As for the “Hercules” 10 francs, it did not arrive until the battle of the transition from the old to the new franc was over in 1964.

Coin France

Épi, Set 1 ct., 2 cts. et 5 cts., 1961, Monnaie de Paris, ESSAI

3 – The centimes

Due to the sheer volume of minting required, the centime coins were introduced very gradually.

The design of the 1 and 5 centime coins was based on the famous wheat ear centime and its very recognizable cursive script. A refined style on steel, coin strike, smooth edge, visually very identifiable and designed by Marcel Guilleminet.

Coin France

Épi, Centime, 1962, Piéfort, MS(63), Chrome-Steel, KM:P341

Coin France

Épi, 5 Centimes, 1961, Piéfort, MS(63), Chrome-Steel, KM:PE335

As an anecdote, the hardness of the steel caused some coin accidents when they wore out: the worn coins developed a slight ledge under the right leaf of the wheat ear.

The 1 and 5 centime coins entered circulation successively:

Denomination Mint Year 1st issue
5 centimes Paris 1961 39,000,000
1 centime Paris 1962 34,200,000

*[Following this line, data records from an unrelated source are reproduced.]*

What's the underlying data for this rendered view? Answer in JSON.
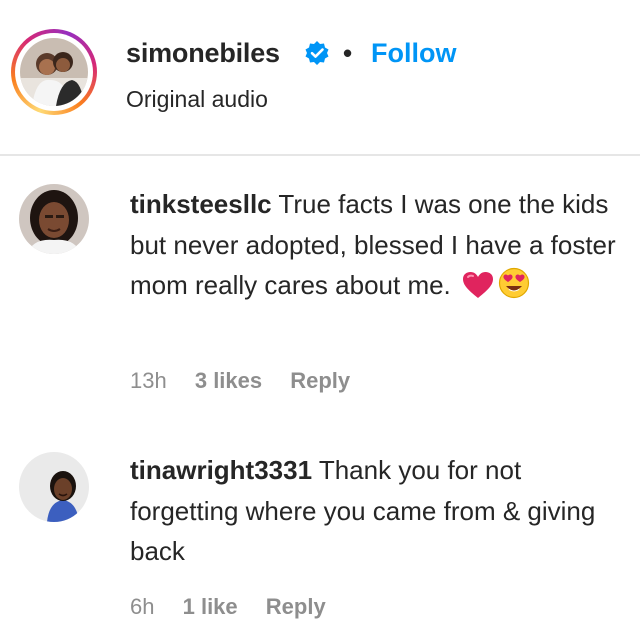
{
  "post": {
    "username": "simonebiles",
    "separator": "•",
    "follow_label": "Follow",
    "audio_label": "Original audio",
    "verified_icon": "verified-badge-icon"
  },
  "colors": {
    "link_blue": "#0095f6",
    "text": "#262626",
    "muted": "#8e8e8e",
    "heart": "#e0245e"
  },
  "comments": [
    {
      "username": "tinksteesllc",
      "text": "True facts I was one the kids but never adopted, blessed I have a foster mom really cares about me.",
      "emojis": [
        "red-heart-icon",
        "heart-eyes-face-icon"
      ],
      "time": "13h",
      "likes": "3 likes",
      "reply_label": "Reply"
    },
    {
      "username": "tinawright3331",
      "text": "Thank you for not forgetting where you came from & giving back",
      "emojis": [],
      "time": "6h",
      "likes": "1 like",
      "reply_label": "Reply"
    }
  ]
}
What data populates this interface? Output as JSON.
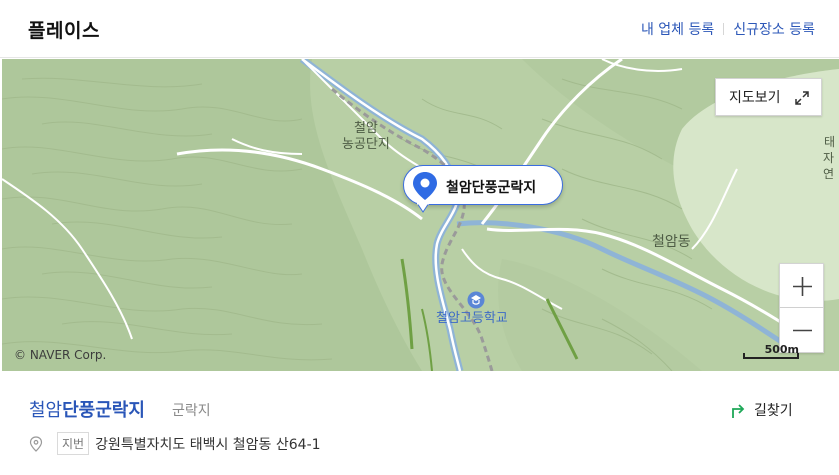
{
  "header": {
    "title": "플레이스",
    "links": [
      "내 업체 등록",
      "신규장소 등록"
    ]
  },
  "map": {
    "view_map_button": "지도보기",
    "copyright": "© NAVER Corp.",
    "scale_label": "500m",
    "zoom_in": "+",
    "zoom_out": "−",
    "labels": {
      "complex": "철암\n농공단지",
      "district": "철암동",
      "school": "철암고등학교",
      "edge_1": "태",
      "edge_2": "자연"
    },
    "marker_label": "철암단풍군락지",
    "accent_color": "#2f6be4"
  },
  "place": {
    "name_prefix": "철암",
    "name_highlight": "단풍군락지",
    "category": "군락지",
    "directions_label": "길찾기",
    "address_badge": "지번",
    "address": "강원특별자치도 태백시 철암동 산64-1"
  }
}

The 5 centime coin was quickly demonetized in 1966 and replaced by a “Marianne” type.

The small but sturdy 1 centime remained in circulation until 2001.

Coin France

Épi, 2 Centimes, 1961, Paris, ESSAI, MS(63), Chrome-Steel

Although a 2 centime coin was originally planned, this remained in the project stage and never entered circulation. 3,500 examples bearing the word “Essai” (trial) were struck in 1961.

Coin France

Marianne, 20 Centimes, 1962, Paris, VF(30-35), Aluminum-Bronze

The 10, 20, and 50 centime coins were of the “Marianne” type and made from a copper-aluminum-nickel alloy. The engraver was Henri Lagriffoul.

The coins entered circulation in 1962:

Denomination Mint Year 1st issue
10 centimes Paris 1962 29,100,000
20 centimes Paris 1962 48,200,000
50 centimes Paris 1962 37,560,000

In 1963, the new franc is no more – vive le franc!

On January 1, 1963, on the occasion of the New Year address, the then Minister of Finance, a certain Valéry Giscard d’Estaing, announced that from that day forward the adjective “nouveau” (new) would no longer be attached to the franc, but the adjective “ancien” (old) would be appended to the franc germinal instead.

And so, in just four years, from the decree to the disappearance of the old franc and advent of the (now not so) new franc, the transition was completed, and France had a new currency.

The demonetization of the old franc then followed step by step.

And 40 years later, a new, large-scale monetary transition would take place... But that is another story...



  • Déplacement du président de la République française Charles de Gaulle en Auvergne (5 au 7 juin 1959) : visite du site de Cataroux (Michelin) - Service des voyages officiels (ministère de l'Intérieur) CC4 Licence)
  • Time magazine cover - Charles De Gaulle, Man of the Year - Jan. 5, 1959 (Public domain)
Selection published on 30/03/2024